> **TASK TO COMPLETE**
Print the data that follows without changing a single word.

================================

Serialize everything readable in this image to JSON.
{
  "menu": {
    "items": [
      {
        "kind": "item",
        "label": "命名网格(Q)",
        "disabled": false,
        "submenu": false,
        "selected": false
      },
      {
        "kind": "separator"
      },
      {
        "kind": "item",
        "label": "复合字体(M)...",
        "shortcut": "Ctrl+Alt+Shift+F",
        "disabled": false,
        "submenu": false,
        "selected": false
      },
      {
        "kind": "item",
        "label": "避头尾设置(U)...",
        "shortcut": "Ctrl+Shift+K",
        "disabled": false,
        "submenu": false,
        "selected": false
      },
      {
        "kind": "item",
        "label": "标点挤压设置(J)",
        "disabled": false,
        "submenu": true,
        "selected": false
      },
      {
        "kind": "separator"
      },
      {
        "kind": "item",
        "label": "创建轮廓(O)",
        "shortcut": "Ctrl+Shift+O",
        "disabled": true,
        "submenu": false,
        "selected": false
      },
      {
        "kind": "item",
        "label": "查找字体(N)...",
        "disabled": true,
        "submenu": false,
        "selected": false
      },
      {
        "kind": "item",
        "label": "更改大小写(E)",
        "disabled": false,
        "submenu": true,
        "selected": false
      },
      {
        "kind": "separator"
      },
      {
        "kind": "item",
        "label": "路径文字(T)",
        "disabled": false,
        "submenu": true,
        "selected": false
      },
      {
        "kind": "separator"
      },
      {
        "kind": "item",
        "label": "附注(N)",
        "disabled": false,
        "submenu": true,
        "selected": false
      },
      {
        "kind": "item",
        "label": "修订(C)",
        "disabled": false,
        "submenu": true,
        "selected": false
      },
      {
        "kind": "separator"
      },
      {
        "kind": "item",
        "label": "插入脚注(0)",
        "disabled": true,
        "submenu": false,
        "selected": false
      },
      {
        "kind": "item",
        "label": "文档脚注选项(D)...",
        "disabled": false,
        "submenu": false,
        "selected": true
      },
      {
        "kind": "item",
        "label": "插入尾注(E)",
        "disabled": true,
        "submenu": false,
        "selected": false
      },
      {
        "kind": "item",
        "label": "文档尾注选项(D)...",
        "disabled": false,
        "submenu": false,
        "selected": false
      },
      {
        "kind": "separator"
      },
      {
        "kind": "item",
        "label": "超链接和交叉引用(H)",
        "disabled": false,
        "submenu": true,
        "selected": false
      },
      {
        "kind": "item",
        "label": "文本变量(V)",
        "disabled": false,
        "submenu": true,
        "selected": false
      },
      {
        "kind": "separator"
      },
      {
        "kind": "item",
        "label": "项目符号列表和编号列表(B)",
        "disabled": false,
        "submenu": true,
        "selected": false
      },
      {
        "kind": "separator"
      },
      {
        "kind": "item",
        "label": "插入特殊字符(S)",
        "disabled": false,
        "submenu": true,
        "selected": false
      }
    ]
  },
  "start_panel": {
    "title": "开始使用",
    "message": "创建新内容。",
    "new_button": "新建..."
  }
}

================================

> **EXERCISE SOLUTION**
Serialize everything readable in this image to JSON.
{
  "menu": {
    "items": [
      {
        "kind": "item",
        "label": "命名网格(Q)",
        "disabled": false,
        "submenu": false,
        "selected": false
      },
      {
        "kind": "separator"
      },
      {
        "kind": "item",
        "label": "复合字体(M)...",
        "shortcut": "Ctrl+Alt+Shift+F",
        "disabled": false,
        "submenu": false,
        "selected": false
      },
      {
        "kind": "item",
        "label": "避头尾设置(U)...",
        "shortcut": "Ctrl+Shift+K",
        "disabled": false,
        "submenu": false,
        "selected": false
      },
      {
        "kind": "item",
        "label": "标点挤压设置(J)",
        "disabled": false,
        "submenu": true,
        "selected": false
      },
      {
        "kind": "separator"
      },
      {
        "kind": "item",
        "label": "创建轮廓(O)",
        "shortcut": "Ctrl+Shift+O",
        "disabled": true,
        "submenu": false,
        "selected": false
      },
      {
        "kind": "item",
        "label": "查找字体(N)...",
        "disabled": true,
        "submenu": false,
        "selected": false
      },
      {
        "kind": "item",
        "label": "更改大小写(E)",
        "disabled": false,
        "submenu": true,
        "selected": false
      },
      {
        "kind": "separator"
      },
      {
        "kind": "item",
        "label": "路径文字(T)",
        "disabled": false,
        "submenu": true,
        "selected": false
      },
      {
        "kind": "separator"
      },
      {
        "kind": "item",
        "label": "附注(N)",
        "disabled": false,
        "submenu": true,
        "selected": false
      },
      {
        "kind": "item",
        "label": "修订(C)",
        "disabled": false,
        "submenu": true,
        "selected": false
      },
      {
        "kind": "separator"
      },
      {
        "kind": "item",
        "label": "插入脚注(0)",
        "disabled": true,
        "submenu": false,
        "selected": false
      },
      {
        "kind": "item",
        "label": "文档脚注选项(D)...",
        "disabled": false,
        "submenu": false,
        "selected": true
      },
      {
        "kind": "item",
        "label": "插入尾注(E)",
        "disabled": true,
        "submenu": false,
        "selected": false
      },
      {
        "kind": "item",
        "label": "文档尾注选项(D)...",
        "disabled": false,
        "submenu": false,
        "selected": false
      },
      {
        "kind": "separator"
      },
      {
        "kind": "item",
        "label": "超链接和交叉引用(H)",
        "disabled": false,
        "submenu": true,
        "selected": false
      },
      {
        "kind": "item",
        "label": "文本变量(V)",
        "disabled": false,
        "submenu": true,
        "selected": false
      },
      {
        "kind": "separator"
      },
      {
        "kind": "item",
        "label": "项目符号列表和编号列表(B)",
        "disabled": false,
        "submenu": true,
        "selected": false
      },
      {
        "kind": "separator"
      },
      {
        "kind": "item",
        "label": "插入特殊字符(S)",
        "disabled": false,
        "submenu": true,
        "selected": false
      }
    ]
  },
  "start_panel": {
    "title": "开始使用",
    "message": "创建新内容。",
    "new_button": "新建..."
  }
}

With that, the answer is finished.